The right person for the job will vary by role and firm, however one thing is undeniable: you need leadership and someone to take accountability for the digital agenda, bring key stakeholders on the journey and inspire the firm to embrace this cultural shift. Without one, we see clients fall into the trap of developing capabilities in silos, often with contradicting intended outcomes. In the pursuit of a visionary, be careful to avoid a knee-jerk appointment from outside the firm in a ceremonial search for inspiration.

  • Find a visionary who can act as a change agent and galvanise a coalition of the willing

 Start Small, Scale Fast

With the digital roadmap anchored by the firm’s business drivers, the next step is simple; start with the most important thing first and be iterative in your approach. Effective initiatives are scalable, delivering incremental value across an integrated estate. Avoid big bang solutions – throwing a big technical capability at a problem is rarely the solution – becoming a digital first organisation is more nuanced; don’t automate a broken process or digitise a redundant customer channel.

  • Identify quick wins to build trust and momentum towards the ‘digital first’ culture shift

We believe it is vitally important that firms think strategically about how they become a Digital First business and what this means for all aspects of how they operate and deliver services to clients. This must be complimentary to the overall strategy and reflective of a mix of client, market, technology, and operational needs.
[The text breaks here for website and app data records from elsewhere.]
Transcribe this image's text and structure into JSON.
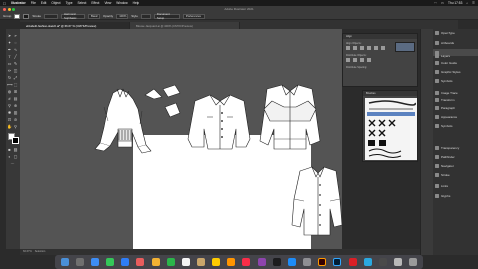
{
  "menubar": {
    "apple": "",
    "app_name": "Illustrator",
    "items": [
      "File",
      "Edit",
      "Object",
      "Type",
      "Select",
      "Effect",
      "View",
      "Window",
      "Help"
    ],
    "clock": "Thu 17:53"
  },
  "window": {
    "title": "Adobe Illustrator 2021"
  },
  "control": {
    "selection_label": "Group",
    "stroke_label": "Stroke",
    "brush_value": "Harmonic Sqrt/basic",
    "style_value": "Basic",
    "opacity_label": "Opacity",
    "opacity_value": "100%",
    "style_label": "Style",
    "doc_setup": "Document Setup",
    "preferences": "Preferences"
  },
  "tabs": [
    {
      "label": "elizabeth-fashion-sketch.ai* @ 66.67 % (CMYK/Preview)",
      "active": true
    },
    {
      "label": "Blouse Jacquard.ai @ 400% (CMYK/Preview)",
      "active": false
    }
  ],
  "align_panel": {
    "title": "Align",
    "sections": [
      "Align Objects:",
      "Distribute Objects:",
      "Distribute Spacing:"
    ]
  },
  "brushes_panel": {
    "title": "Brushes"
  },
  "dock": {
    "items": [
      {
        "label": "OpenType",
        "icon": "opentype-icon"
      },
      {
        "label": "Artboards",
        "icon": "artboards-icon"
      },
      {
        "label": "",
        "icon": "blank-icon"
      },
      {
        "label": "Layers",
        "icon": "layers-icon"
      },
      {
        "label": "Color Guide",
        "icon": "color-guide-icon"
      },
      {
        "label": "Graphic Styles",
        "icon": "graphic-styles-icon"
      },
      {
        "label": "Symbols",
        "icon": "symbols-icon"
      },
      {
        "label": "Image Trace",
        "icon": "image-trace-icon"
      },
      {
        "label": "Transform",
        "icon": "transform-icon"
      },
      {
        "label": "Paragraph",
        "icon": "paragraph-icon"
      },
      {
        "label": "Appearance",
        "icon": "appearance-icon"
      },
      {
        "label": "Symbols",
        "icon": "symbols-icon"
      },
      {
        "label": "Transparency",
        "icon": "transparency-icon"
      },
      {
        "label": "Pathfinder",
        "icon": "pathfinder-icon"
      },
      {
        "label": "Navigator",
        "icon": "navigator-icon"
      },
      {
        "label": "Stroke",
        "icon": "stroke-icon"
      },
      {
        "label": "Links",
        "icon": "links-icon"
      },
      {
        "label": "Glyphs",
        "icon": "glyphs-icon"
      }
    ]
  },
  "status_bar": {
    "zoom": "66.67%",
    "tool": "Selection"
  },
  "colors": {
    "canvas": "#545454",
    "artboard": "#ffffff",
    "panel": "#434343",
    "ui_dark": "#2b2b2b"
  }
}
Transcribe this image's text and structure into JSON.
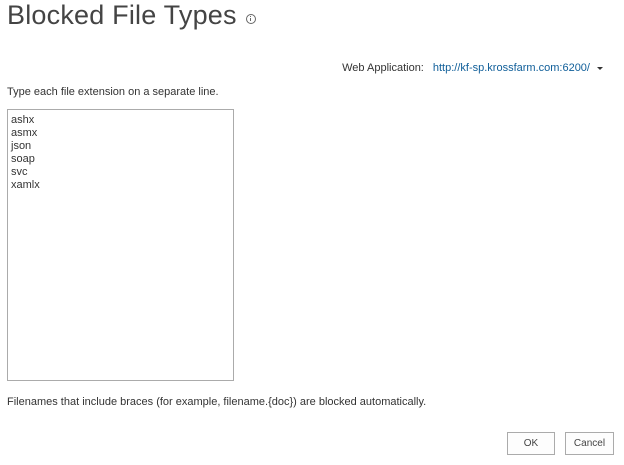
{
  "page": {
    "title": "Blocked File Types"
  },
  "web_application": {
    "label": "Web Application:",
    "url": "http://kf-sp.krossfarm.com:6200/"
  },
  "instruction": "Type each file extension on a separate line.",
  "extensions": "ashx\nasmx\njson\nsoap\nsvc\nxamlx",
  "footnote": "Filenames that include braces (for example, filename.{doc}) are blocked automatically.",
  "buttons": {
    "ok": "OK",
    "cancel": "Cancel"
  },
  "icons": {
    "title_info": "info-icon",
    "url_dropdown": "caret-down-icon"
  },
  "colors": {
    "link": "#0f5e99",
    "title": "#444444",
    "text": "#333333",
    "border": "#ababab"
  }
}
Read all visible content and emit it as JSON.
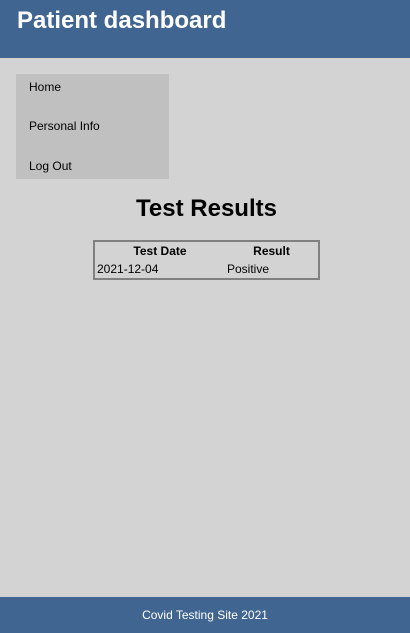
{
  "header": {
    "title": "Patient dashboard"
  },
  "sidebar": {
    "items": [
      {
        "label": "Home"
      },
      {
        "label": "Personal Info"
      },
      {
        "label": "Log Out"
      }
    ]
  },
  "main": {
    "title": "Test Results",
    "table": {
      "columns": [
        "Test Date",
        "Result"
      ],
      "rows": [
        [
          "2021-12-04",
          "Positive"
        ]
      ]
    }
  },
  "footer": {
    "text": "Covid Testing Site 2021"
  },
  "colors": {
    "header_bg": "#406591",
    "page_bg": "#d3d3d3",
    "sidebar_bg": "#c0c0c0",
    "table_border": "#808080"
  }
}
Firms who think this way have a greater chance of making their digital transformation a success whilst bringing their organisations along on the journey.

To hear more on maturing your firm’s digital capabilities, please reach out to Kevin O’Shaughnessy or Joe Brown.

About the Authors

Kevin O'Shaughnessy Alpha FMC
Kevin O'Shaughnessy
Executive Director, Head of Digital & Agile Transformation

Kevin is an Executive Director at Alpha and leads our Digital & Agile Transformation practice. He has over 20 years’ experience of driving digital & client centric transformation across the Financial Services Sector and in particular in the Wealth and Asset Management space. His experience covers the full range of digital topics from strategy to execution which have deployed with a range of asset managers supporting a mix of Institutional, Wholesale, Retail and End Investor audiences.

Joe Brown
Senior Manager

Joe is a Senior Manager in the Digital and Agile practice at Alpha with a focus on CX, Digital Strategy, and Digital Transformation in the Asset and Wealth Management industry. Over the last twelve years, Joe has led engagements ranging across Service Design and Client Experience projects, Digital Strategy and Operating Model redesigns, and large scale digital transformation programmes.

Thomas Goldwater

Tom is a Manager in the Digital Practice at Alpha with over six years' experience working on Digital and Agile consulting projects. He has helped clients design and implement digital programmes of work, as well as holding roles within agile delivery teams.